The Masterworks collection differs from those she’s worked on in larger museums. According to Ms Lepiano, the diversity is intriguing and adds a challenging element to her job.

At Ryerson, she worked at the Wendy Snyder MacNeil Archive; she also worked with the American photographer Sally Mann, on her collection in Virginia.

“Coming here, it has been a great experience because I’m dealing with a much different scale of things. It’s not only one artist’s career in its entirety but it is many different types of materials, many types of things within the collection and all of them have been collected differently.

“It’s a really diverse and rich collection. What I’m here to do is bring access equally to all of the things in this collection. A postcard could have as much significance to somebody as a painting simply because what it might mean historically in a personal way or [it could be] something that has to do with somebody’s research.

“I’m really here to get an idea of what the belly of this museum is, and then figure out a way to make that visible to everyone working here and for curation, for education and for the general public.”

Part of her challenge is that while much of what a museum holds isn’t always visible to visitors, it’s important to continue to bring people in.

“What I will be working on is creating an internal structure so that it can give an example of the types of collections that are here,” she said. “There will be the ability to at least see some of the items from a collection online but if you had an interest to see more there would be the ability to come into the museum in person. Because really, a lot of the learning and the detail and power of things is in seeing them in person.”

Her hope is to assist in getting the new system in place “as best I can” before she leaves the island in December.

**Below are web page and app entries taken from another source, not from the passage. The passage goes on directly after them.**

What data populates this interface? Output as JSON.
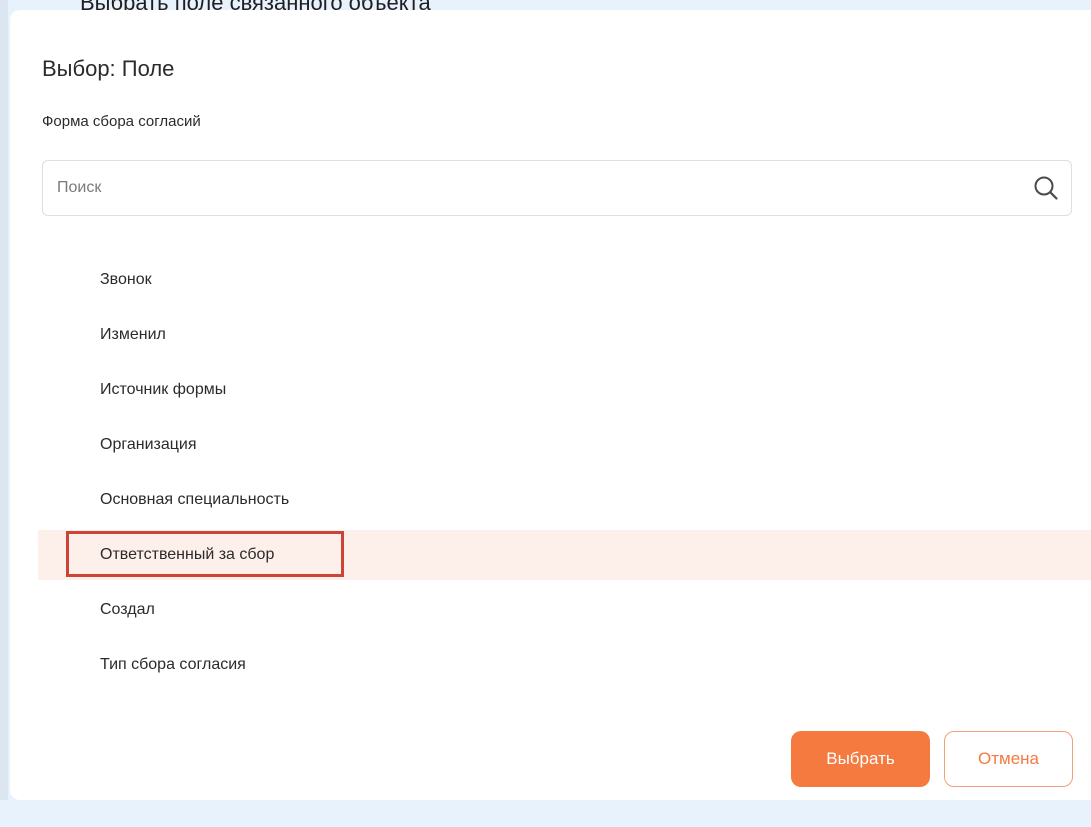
{
  "background": {
    "caption": "Выбрать поле связанного объекта"
  },
  "dialog": {
    "title": "Выбор: Поле",
    "subtitle": "Форма сбора согласий",
    "search": {
      "placeholder": "Поиск",
      "value": "",
      "icon": "search-icon"
    },
    "fields": [
      {
        "label": "Звонок",
        "selected": false
      },
      {
        "label": "Изменил",
        "selected": false
      },
      {
        "label": "Источник формы",
        "selected": false
      },
      {
        "label": "Организация",
        "selected": false
      },
      {
        "label": "Основная специальность",
        "selected": false
      },
      {
        "label": "Ответственный за сбор",
        "selected": true
      },
      {
        "label": "Создал",
        "selected": false
      },
      {
        "label": "Тип сбора согласия",
        "selected": false
      }
    ],
    "buttons": {
      "select_label": "Выбрать",
      "cancel_label": "Отмена"
    }
  },
  "colors": {
    "page_background": "#e8f2fc",
    "accent": "#f47a3f",
    "selected_row": "#fdf0ea",
    "highlight_frame": "#cc4438"
  }
}
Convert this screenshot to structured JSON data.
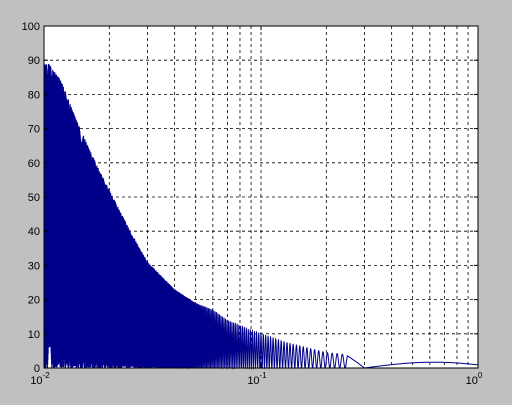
{
  "chart_data": {
    "type": "line",
    "x_scale": "log",
    "y_scale": "linear",
    "xlim": [
      0.01,
      1
    ],
    "ylim": [
      0,
      100
    ],
    "grid": true,
    "grid_style": "dashed",
    "line_color": "#00008b",
    "background_color": "#c0c0c0",
    "axes_background": "#ffffff",
    "xticks": [
      {
        "value": 0.01,
        "base": "10",
        "exp": "-2"
      },
      {
        "value": 0.1,
        "base": "10",
        "exp": "-1"
      },
      {
        "value": 1,
        "base": "10",
        "exp": "0"
      }
    ],
    "yticks": [
      "0",
      "10",
      "20",
      "30",
      "40",
      "50",
      "60",
      "70",
      "80",
      "90",
      "100"
    ],
    "series": [
      {
        "curve": "damped oscillation in log-frequency, peaks decaying with x",
        "envelope_peaks": [
          {
            "x": 0.0105,
            "y": 89
          },
          {
            "x": 0.012,
            "y": 84
          },
          {
            "x": 0.014,
            "y": 73
          },
          {
            "x": 0.017,
            "y": 61
          },
          {
            "x": 0.02,
            "y": 52
          },
          {
            "x": 0.025,
            "y": 40
          },
          {
            "x": 0.03,
            "y": 31
          },
          {
            "x": 0.04,
            "y": 23
          },
          {
            "x": 0.05,
            "y": 19
          },
          {
            "x": 0.06,
            "y": 17
          },
          {
            "x": 0.07,
            "y": 14
          },
          {
            "x": 0.09,
            "y": 11
          },
          {
            "x": 0.13,
            "y": 7.5
          },
          {
            "x": 0.2,
            "y": 4.5
          },
          {
            "x": 0.6,
            "y": 1.7
          },
          {
            "x": 1,
            "y": 1
          }
        ],
        "min_values": [
          {
            "x": 0.3,
            "y": 0
          },
          {
            "x": 1,
            "y": 0.5
          }
        ],
        "oscillation_period_inv_x": 8.3
      }
    ]
  }
}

“My particular focus during this time is to assist in organising the digital database,” she said. “This will probably take years, as it has already taken years to get the objects semi-organised. It’s an ongoing effort that various people have had their hands in helping to shape. The going live part is complicated. In terms of the actual staff having access, some elements of that are already accessible. In terms of having a website with a function that allows the public to search our collections, that is but a dream for the future.”

Her efforts should provide greater insight to Bermuda’s past as well as the direction the collection should take.

“I think objects and art ground you in the past and present,” she said. “I’m very grateful to be learning about Bermuda through the objects created by both Bermudians as well as others who were expressing something that Bermuda had given them.”

When examined closely, the history of tourism, politics and architecture can often be seen in one piece and connect to a time period, she said.

“Being able to bring the collection into education, and people being able to experience the collection and experience different types of materials — that happens through curation and through making that visible to Bermudians and accessible to them.

“If I can use some of my knowledge in collections to do that, then down the road, as we move further into the 21st century, it will become more available and palpable.

“Once you have an idea of what’s been collected over the years it’s a great chance to take stock and look back and figure out what would we like to have more of, which voices aren’t as represented, and where we can flesh that out a bit more.”

Zoë Lepiano (Photograph supplied)